* [Data about app and page elements]
=== Begin Enclosure ===
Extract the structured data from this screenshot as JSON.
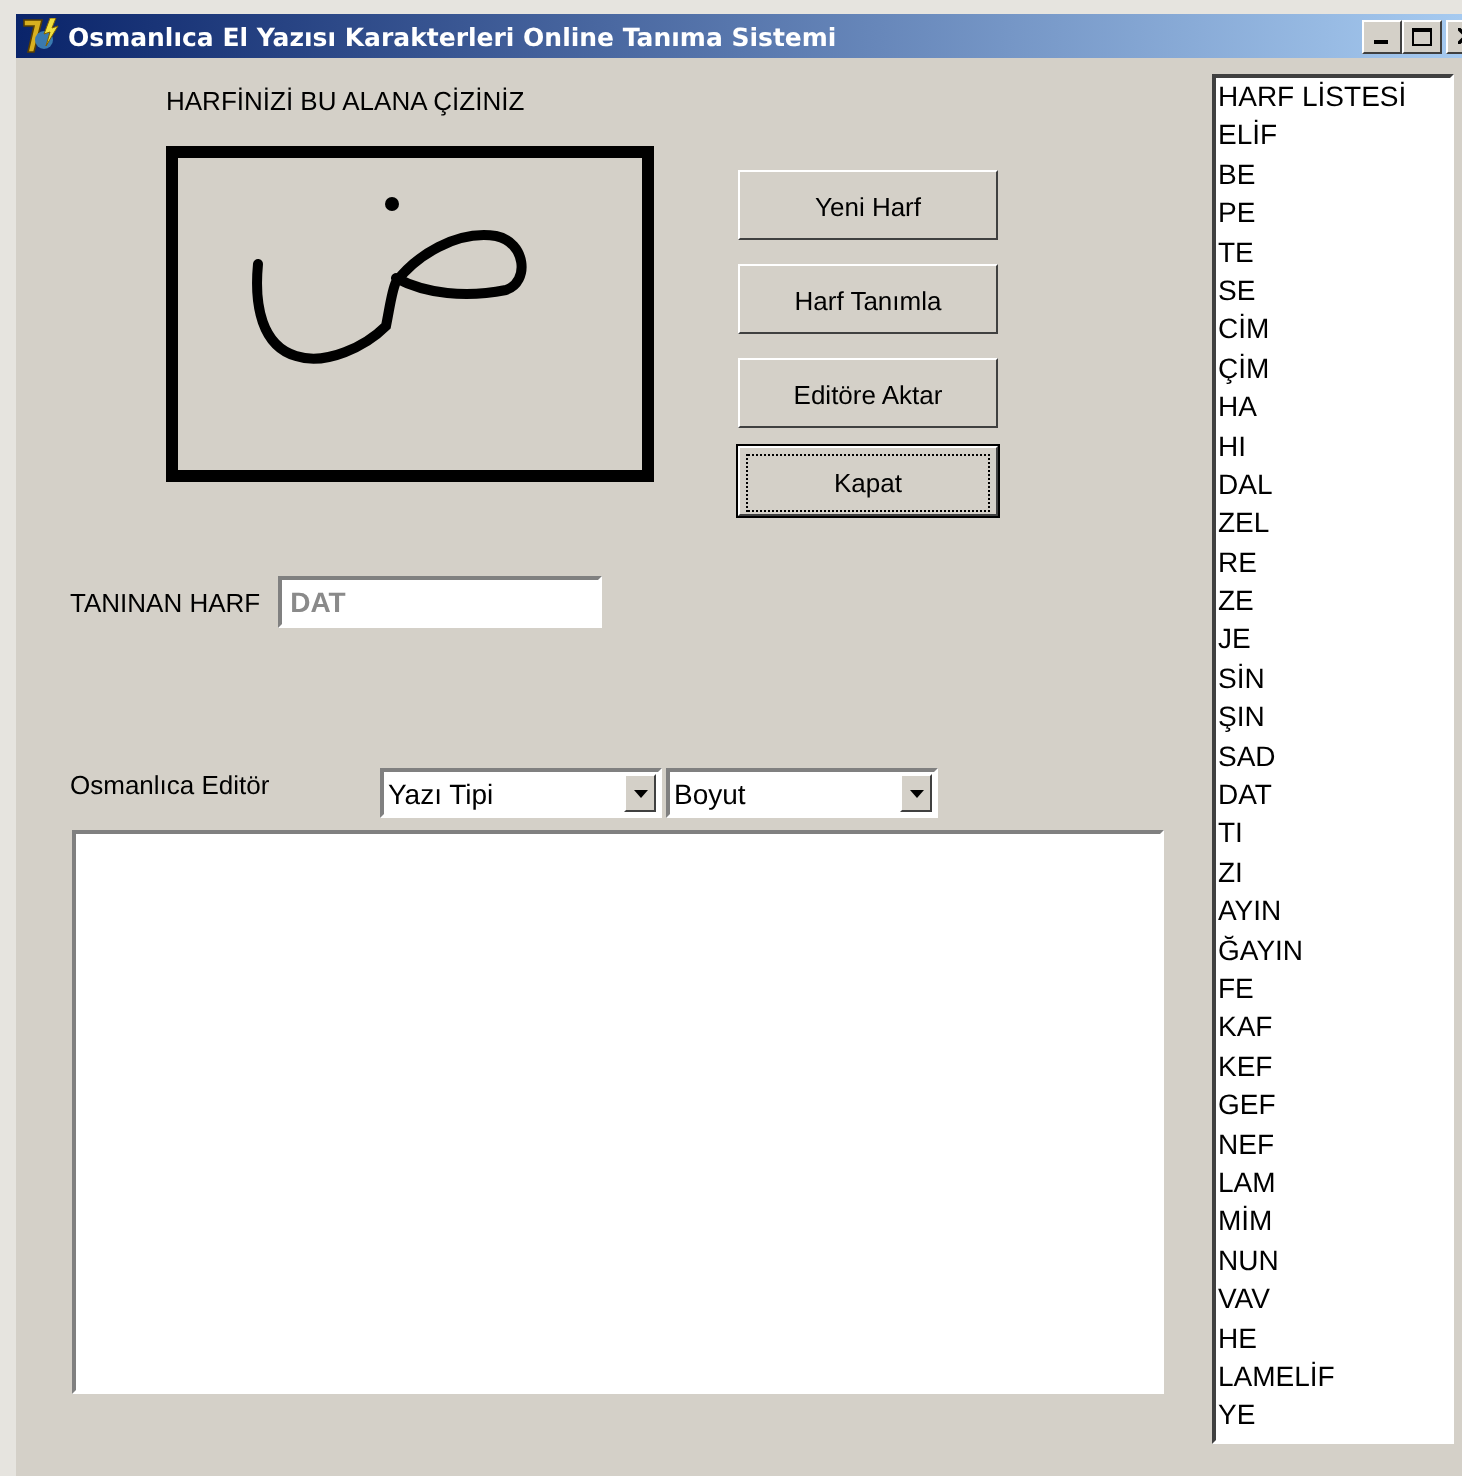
{
  "window": {
    "title": "Osmanlıca El Yazısı Karakterleri Online Tanıma Sistemi"
  },
  "draw_area": {
    "label": "HARFİNİZİ BU ALANA ÇİZİNİZ"
  },
  "buttons": [
    {
      "label": "Yeni Harf",
      "default": false
    },
    {
      "label": "Harf Tanımla",
      "default": false
    },
    {
      "label": "Editöre Aktar",
      "default": false
    },
    {
      "label": "Kapat",
      "default": true
    }
  ],
  "recognized": {
    "label": "TANINAN HARF",
    "value": "DAT",
    "disabled": true
  },
  "editor": {
    "label": "Osmanlıca Editör",
    "font_select": {
      "value": "Yazı Tipi"
    },
    "size_select": {
      "value": "Boyut"
    }
  },
  "letter_list": [
    "HARF LİSTESİ",
    "ELİF",
    "BE",
    "PE",
    "TE",
    "SE",
    "CİM",
    "ÇİM",
    "HA",
    "HI",
    "DAL",
    "ZEL",
    "RE",
    "ZE",
    "JE",
    "SİN",
    "ŞIN",
    "SAD",
    "DAT",
    "TI",
    "ZI",
    "AYIN",
    "ĞAYIN",
    "FE",
    "KAF",
    "KEF",
    "GEF",
    "NEF",
    "LAM",
    "MİM",
    "NUN",
    "VAV",
    "HE",
    "LAMELİF",
    "YE"
  ]
}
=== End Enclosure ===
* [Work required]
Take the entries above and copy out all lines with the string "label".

* [Task result]
    "label": "HARFİNİZİ BU ALANA ÇİZİNİZ"
      "label": "Yeni Harf",
      "label": "Harf Tanımla",
      "label": "Editöre Aktar",
      "label": "Kapat",
    "label": "TANINAN HARF",
    "label": "Osmanlıca Editör",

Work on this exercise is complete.